|US7578062||May 12, 2006||Aug 25, 2009||The Gillette Company||Safety razors|
|US7895754||Jun 4, 2009||Mar 1, 2011||The Gillette Company||Safety razors|
|US7913393||Oct 7, 2008||Mar 29, 2011||The Gillette Company||Safety razor with multi-pivot blade unit|
|US20040099107 *||Jul 28, 2003||May 27, 2004||Gerber Technology, Inc.||Apparatus and method for cutting sheet-type work material using a blade reciprocated via a tuned resonator|
|US20070017099 *||May 12, 2006||Jan 25, 2007||Richard Blackburn||Safety Razors|

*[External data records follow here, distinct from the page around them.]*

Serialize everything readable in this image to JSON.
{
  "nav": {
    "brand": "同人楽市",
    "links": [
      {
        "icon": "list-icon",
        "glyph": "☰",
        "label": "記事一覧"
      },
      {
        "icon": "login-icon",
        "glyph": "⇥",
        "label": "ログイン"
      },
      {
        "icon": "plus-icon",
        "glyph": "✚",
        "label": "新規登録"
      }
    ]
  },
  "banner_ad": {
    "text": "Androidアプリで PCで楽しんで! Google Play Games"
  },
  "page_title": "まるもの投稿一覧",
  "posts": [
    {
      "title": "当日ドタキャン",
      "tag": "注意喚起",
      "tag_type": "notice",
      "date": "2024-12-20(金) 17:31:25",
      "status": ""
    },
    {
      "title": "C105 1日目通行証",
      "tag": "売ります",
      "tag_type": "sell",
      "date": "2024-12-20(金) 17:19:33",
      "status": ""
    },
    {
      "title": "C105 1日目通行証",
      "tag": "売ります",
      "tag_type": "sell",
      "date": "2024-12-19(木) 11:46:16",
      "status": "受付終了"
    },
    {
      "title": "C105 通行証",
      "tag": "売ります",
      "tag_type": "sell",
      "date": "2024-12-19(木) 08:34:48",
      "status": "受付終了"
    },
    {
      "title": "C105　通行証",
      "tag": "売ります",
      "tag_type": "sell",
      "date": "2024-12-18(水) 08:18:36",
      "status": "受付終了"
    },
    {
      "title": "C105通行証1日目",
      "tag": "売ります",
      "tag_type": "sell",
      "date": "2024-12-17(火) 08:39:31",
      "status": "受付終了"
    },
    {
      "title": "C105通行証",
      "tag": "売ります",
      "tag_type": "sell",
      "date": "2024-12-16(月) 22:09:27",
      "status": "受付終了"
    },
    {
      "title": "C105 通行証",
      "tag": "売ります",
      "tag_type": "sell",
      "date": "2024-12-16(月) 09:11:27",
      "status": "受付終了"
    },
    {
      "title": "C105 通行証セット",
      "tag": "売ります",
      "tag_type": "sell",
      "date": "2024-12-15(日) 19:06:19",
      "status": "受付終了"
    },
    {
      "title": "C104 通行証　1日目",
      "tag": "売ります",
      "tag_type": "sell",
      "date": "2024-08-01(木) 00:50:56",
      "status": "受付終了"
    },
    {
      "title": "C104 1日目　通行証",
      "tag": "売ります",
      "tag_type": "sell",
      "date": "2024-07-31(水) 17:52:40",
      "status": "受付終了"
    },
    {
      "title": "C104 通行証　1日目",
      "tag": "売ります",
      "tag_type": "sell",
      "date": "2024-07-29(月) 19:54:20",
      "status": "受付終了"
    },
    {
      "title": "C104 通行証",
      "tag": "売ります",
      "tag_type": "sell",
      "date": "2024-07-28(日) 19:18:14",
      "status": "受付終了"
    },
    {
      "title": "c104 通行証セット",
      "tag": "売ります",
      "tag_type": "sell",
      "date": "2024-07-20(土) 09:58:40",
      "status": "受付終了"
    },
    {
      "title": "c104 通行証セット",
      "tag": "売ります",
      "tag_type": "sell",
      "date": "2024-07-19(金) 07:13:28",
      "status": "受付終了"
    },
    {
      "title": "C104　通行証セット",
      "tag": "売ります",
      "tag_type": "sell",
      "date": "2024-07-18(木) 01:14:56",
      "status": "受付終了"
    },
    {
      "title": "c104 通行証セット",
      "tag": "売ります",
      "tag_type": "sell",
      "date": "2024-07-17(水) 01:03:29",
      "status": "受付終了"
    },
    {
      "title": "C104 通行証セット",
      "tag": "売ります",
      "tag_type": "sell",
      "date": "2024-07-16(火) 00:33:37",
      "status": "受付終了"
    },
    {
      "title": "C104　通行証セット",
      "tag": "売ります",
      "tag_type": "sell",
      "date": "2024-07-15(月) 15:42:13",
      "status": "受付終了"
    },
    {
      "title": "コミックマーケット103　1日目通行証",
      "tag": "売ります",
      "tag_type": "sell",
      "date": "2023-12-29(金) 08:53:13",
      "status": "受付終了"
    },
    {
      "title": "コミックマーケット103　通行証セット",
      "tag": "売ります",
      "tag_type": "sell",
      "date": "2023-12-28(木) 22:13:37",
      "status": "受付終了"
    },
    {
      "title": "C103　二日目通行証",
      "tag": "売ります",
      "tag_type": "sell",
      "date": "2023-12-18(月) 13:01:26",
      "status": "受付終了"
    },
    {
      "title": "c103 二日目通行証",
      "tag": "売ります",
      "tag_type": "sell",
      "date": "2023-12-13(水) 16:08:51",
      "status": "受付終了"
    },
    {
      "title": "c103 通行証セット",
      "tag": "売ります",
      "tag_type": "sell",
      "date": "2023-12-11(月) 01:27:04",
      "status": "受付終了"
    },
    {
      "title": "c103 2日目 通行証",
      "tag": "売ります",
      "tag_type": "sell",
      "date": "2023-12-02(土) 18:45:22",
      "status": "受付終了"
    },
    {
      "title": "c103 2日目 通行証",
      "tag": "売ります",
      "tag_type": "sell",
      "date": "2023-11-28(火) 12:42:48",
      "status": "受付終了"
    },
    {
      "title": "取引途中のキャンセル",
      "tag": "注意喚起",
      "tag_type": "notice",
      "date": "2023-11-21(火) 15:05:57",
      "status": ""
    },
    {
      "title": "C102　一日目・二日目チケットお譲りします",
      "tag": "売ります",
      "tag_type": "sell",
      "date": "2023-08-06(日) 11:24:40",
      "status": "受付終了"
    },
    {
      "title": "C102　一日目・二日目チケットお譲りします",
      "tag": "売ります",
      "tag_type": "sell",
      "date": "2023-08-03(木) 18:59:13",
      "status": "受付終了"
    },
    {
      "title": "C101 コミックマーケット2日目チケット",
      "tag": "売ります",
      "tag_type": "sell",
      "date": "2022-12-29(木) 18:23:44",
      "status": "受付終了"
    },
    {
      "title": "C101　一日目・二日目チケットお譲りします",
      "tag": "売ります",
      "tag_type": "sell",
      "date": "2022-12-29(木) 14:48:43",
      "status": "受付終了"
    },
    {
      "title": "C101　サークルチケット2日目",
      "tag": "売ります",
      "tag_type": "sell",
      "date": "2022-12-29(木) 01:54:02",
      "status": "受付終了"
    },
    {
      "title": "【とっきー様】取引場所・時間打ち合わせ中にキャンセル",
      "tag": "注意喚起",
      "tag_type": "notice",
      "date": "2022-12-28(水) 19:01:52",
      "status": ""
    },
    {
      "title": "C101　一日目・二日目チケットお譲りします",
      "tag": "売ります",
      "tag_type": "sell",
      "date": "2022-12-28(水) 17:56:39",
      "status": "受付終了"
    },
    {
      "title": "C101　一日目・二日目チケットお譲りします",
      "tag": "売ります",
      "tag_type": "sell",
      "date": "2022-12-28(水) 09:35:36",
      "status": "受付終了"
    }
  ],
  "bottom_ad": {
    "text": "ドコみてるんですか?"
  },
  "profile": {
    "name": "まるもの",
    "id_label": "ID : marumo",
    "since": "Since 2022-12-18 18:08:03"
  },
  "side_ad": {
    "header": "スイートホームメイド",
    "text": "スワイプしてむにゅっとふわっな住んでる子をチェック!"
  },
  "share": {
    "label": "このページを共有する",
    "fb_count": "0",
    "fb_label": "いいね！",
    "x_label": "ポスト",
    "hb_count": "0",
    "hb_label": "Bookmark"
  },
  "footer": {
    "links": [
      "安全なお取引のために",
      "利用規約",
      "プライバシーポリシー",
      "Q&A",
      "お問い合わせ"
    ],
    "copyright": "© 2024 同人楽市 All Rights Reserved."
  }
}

|US20090255136 *||Jun 4, 2009||Oct 15, 2009||Richard Blackburn||Safety Razors|
|US20100083505 *||Oct 7, 2008||Apr 8, 2010||Terence Gordon Royle||Safety razor with multi-pivot blade unit|
|US20140326116 *||May 3, 2013||Nov 6, 2014||Tyco Electronics Corporation||Die component for a press device|
|EP1541297A1 *||Nov 30, 2004||Jun 15, 2005||Voith Paper Patent GmbH||Apparatus for separating a web|
|U.S. Classification||83/575, 83/694, 83/697|
|International Classification||H02K41/02, B26D5/08|
|Cooperative Classification||Y10T83/8765, Y10T83/9454, Y10T83/8821, Y10T83/9447, Y10T83/8768, Y10T83/04, Y10S83/956, B26D5/086, B26D5/08, B26D2007/0043|
|European Classification||B26D5/08C, B26D5/08|
|Aug 28, 2002||REMI||Maintenance fee reminder mailed|
|Feb 4, 2003||SULP||Surcharge for late payment|
|Feb 4, 2003||FPAY||Fee payment|
Year of fee payment: 4
|Aug 30, 2006||REMI||Maintenance fee reminder mailed|
|Feb 9, 2007||LAPS||Lapse for failure to pay maintenance fees|
|Apr 10, 2007||FP||Expired due to failure to pay maintenance fee|
Effective date: 20070209